— What to work on —
Please write out all of the records below exactly as they appear.

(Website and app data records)
== Segment start ==
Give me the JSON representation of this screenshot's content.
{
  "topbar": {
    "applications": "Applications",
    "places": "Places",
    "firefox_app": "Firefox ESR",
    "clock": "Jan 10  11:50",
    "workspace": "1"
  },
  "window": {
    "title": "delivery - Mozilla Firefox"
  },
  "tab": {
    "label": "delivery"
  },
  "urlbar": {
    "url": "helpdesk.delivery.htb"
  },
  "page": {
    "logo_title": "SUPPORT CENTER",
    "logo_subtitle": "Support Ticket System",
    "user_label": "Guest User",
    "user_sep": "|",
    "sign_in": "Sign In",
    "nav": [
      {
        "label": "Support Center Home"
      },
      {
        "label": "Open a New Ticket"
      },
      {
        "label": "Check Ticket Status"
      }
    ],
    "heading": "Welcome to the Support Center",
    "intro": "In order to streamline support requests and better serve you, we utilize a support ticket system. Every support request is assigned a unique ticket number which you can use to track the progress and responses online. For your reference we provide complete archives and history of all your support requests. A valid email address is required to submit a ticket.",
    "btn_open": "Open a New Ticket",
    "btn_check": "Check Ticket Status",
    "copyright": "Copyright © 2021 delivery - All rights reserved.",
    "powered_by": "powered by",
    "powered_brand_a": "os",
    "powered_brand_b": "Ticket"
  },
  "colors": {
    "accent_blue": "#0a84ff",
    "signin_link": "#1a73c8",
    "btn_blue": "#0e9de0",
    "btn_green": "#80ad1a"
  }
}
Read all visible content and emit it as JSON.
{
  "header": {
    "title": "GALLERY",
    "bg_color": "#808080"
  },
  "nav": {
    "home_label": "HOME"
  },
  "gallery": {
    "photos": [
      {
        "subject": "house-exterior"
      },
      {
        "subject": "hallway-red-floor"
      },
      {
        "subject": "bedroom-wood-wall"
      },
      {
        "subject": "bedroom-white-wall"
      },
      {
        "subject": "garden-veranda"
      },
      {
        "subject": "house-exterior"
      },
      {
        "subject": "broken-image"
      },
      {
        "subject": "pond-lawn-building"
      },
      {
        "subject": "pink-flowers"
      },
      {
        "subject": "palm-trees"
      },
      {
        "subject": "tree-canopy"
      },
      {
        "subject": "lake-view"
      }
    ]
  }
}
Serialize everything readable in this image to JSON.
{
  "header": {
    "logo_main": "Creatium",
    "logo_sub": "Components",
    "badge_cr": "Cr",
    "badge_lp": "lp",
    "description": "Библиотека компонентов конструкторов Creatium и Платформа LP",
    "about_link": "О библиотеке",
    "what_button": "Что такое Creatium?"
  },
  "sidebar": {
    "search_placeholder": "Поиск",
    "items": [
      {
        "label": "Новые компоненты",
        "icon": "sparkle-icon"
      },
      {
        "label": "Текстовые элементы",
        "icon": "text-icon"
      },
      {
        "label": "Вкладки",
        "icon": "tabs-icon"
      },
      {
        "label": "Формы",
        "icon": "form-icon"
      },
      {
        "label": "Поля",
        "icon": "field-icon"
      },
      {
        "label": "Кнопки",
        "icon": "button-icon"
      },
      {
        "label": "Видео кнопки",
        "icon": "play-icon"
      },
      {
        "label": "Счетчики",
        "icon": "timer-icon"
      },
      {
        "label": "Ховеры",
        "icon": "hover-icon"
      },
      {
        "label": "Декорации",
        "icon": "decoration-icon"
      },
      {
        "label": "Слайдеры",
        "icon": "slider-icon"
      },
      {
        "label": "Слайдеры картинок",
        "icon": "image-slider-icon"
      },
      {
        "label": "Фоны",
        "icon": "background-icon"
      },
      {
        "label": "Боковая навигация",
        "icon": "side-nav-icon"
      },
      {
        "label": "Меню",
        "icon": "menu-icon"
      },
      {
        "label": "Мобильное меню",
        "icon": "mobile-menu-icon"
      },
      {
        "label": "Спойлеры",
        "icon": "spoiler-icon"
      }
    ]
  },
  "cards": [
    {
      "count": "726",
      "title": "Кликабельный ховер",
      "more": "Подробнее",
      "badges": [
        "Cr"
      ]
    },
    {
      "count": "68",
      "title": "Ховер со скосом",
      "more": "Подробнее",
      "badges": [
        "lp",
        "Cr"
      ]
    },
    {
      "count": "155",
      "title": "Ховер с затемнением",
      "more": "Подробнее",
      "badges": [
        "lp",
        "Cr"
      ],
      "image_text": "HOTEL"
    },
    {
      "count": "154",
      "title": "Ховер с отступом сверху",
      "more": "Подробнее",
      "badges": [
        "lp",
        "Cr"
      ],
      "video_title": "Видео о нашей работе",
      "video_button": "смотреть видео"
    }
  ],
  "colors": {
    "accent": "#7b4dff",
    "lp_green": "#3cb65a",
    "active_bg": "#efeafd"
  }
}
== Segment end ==
— Exercise result —
Give me the JSON representation of this screenshot's content.
{
  "topbar": {
    "applications": "Applications",
    "places": "Places",
    "firefox_app": "Firefox ESR",
    "clock": "Jan 10  11:50",
    "workspace": "1"
  },
  "window": {
    "title": "delivery - Mozilla Firefox"
  },
  "tab": {
    "label": "delivery"
  },
  "urlbar": {
    "url": "helpdesk.delivery.htb"
  },
  "page": {
    "logo_title": "SUPPORT CENTER",
    "logo_subtitle": "Support Ticket System",
    "user_label": "Guest User",
    "user_sep": "|",
    "sign_in": "Sign In",
    "nav": [
      {
        "label": "Support Center Home"
      },
      {
        "label": "Open a New Ticket"
      },
      {
        "label": "Check Ticket Status"
      }
    ],
    "heading": "Welcome to the Support Center",
    "intro": "In order to streamline support requests and better serve you, we utilize a support ticket system. Every support request is assigned a unique ticket number which you can use to track the progress and responses online. For your reference we provide complete archives and history of all your support requests. A valid email address is required to submit a ticket.",
    "btn_open": "Open a New Ticket",
    "btn_check": "Check Ticket Status",
    "copyright": "Copyright © 2021 delivery - All rights reserved.",
    "powered_by": "powered by",
    "powered_brand_a": "os",
    "powered_brand_b": "Ticket"
  },
  "colors": {
    "accent_blue": "#0a84ff",
    "signin_link": "#1a73c8",
    "btn_blue": "#0e9de0",
    "btn_green": "#80ad1a"
  }
}
Read all visible content and emit it as JSON.
{
  "header": {
    "title": "GALLERY",
    "bg_color": "#808080"
  },
  "nav": {
    "home_label": "HOME"
  },
  "gallery": {
    "photos": [
      {
        "subject": "house-exterior"
      },
      {
        "subject": "hallway-red-floor"
      },
      {
        "subject": "bedroom-wood-wall"
      },
      {
        "subject": "bedroom-white-wall"
      },
      {
        "subject": "garden-veranda"
      },
      {
        "subject": "house-exterior"
      },
      {
        "subject": "broken-image"
      },
      {
        "subject": "pond-lawn-building"
      },
      {
        "subject": "pink-flowers"
      },
      {
        "subject": "palm-trees"
      },
      {
        "subject": "tree-canopy"
      },
      {
        "subject": "lake-view"
      }
    ]
  }
}
Serialize everything readable in this image to JSON.
{
  "header": {
    "logo_main": "Creatium",
    "logo_sub": "Components",
    "badge_cr": "Cr",
    "badge_lp": "lp",
    "description": "Библиотека компонентов конструкторов Creatium и Платформа LP",
    "about_link": "О библиотеке",
    "what_button": "Что такое Creatium?"
  },
  "sidebar": {
    "search_placeholder": "Поиск",
    "items": [
      {
        "label": "Новые компоненты",
        "icon": "sparkle-icon"
      },
      {
        "label": "Текстовые элементы",
        "icon": "text-icon"
      },
      {
        "label": "Вкладки",
        "icon": "tabs-icon"
      },
      {
        "label": "Формы",
        "icon": "form-icon"
      },
      {
        "label": "Поля",
        "icon": "field-icon"
      },
      {
        "label": "Кнопки",
        "icon": "button-icon"
      },
      {
        "label": "Видео кнопки",
        "icon": "play-icon"
      },
      {
        "label": "Счетчики",
        "icon": "timer-icon"
      },
      {
        "label": "Ховеры",
        "icon": "hover-icon"
      },
      {
        "label": "Декорации",
        "icon": "decoration-icon"
      },
      {
        "label": "Слайдеры",
        "icon": "slider-icon"
      },
      {
        "label": "Слайдеры картинок",
        "icon": "image-slider-icon"
      },
      {
        "label": "Фоны",
        "icon": "background-icon"
      },
      {
        "label": "Боковая навигация",
        "icon": "side-nav-icon"
      },
      {
        "label": "Меню",
        "icon": "menu-icon"
      },
      {
        "label": "Мобильное меню",
        "icon": "mobile-menu-icon"
      },
      {
        "label": "Спойлеры",
        "icon": "spoiler-icon"
      }
    ]
  },
  "cards": [
    {
      "count": "726",
      "title": "Кликабельный ховер",
      "more": "Подробнее",
      "badges": [
        "Cr"
      ]
    },
    {
      "count": "68",
      "title": "Ховер со скосом",
      "more": "Подробнее",
      "badges": [
        "lp",
        "Cr"
      ]
    },
    {
      "count": "155",
      "title": "Ховер с затемнением",
      "more": "Подробнее",
      "badges": [
        "lp",
        "Cr"
      ],
      "image_text": "HOTEL"
    },
    {
      "count": "154",
      "title": "Ховер с отступом сверху",
      "more": "Подробнее",
      "badges": [
        "lp",
        "Cr"
      ],
      "video_title": "Видео о нашей работе",
      "video_button": "смотреть видео"
    }
  ],
  "colors": {
    "accent": "#7b4dff",
    "lp_green": "#3cb65a",
    "active_bg": "#efeafd"
  }
}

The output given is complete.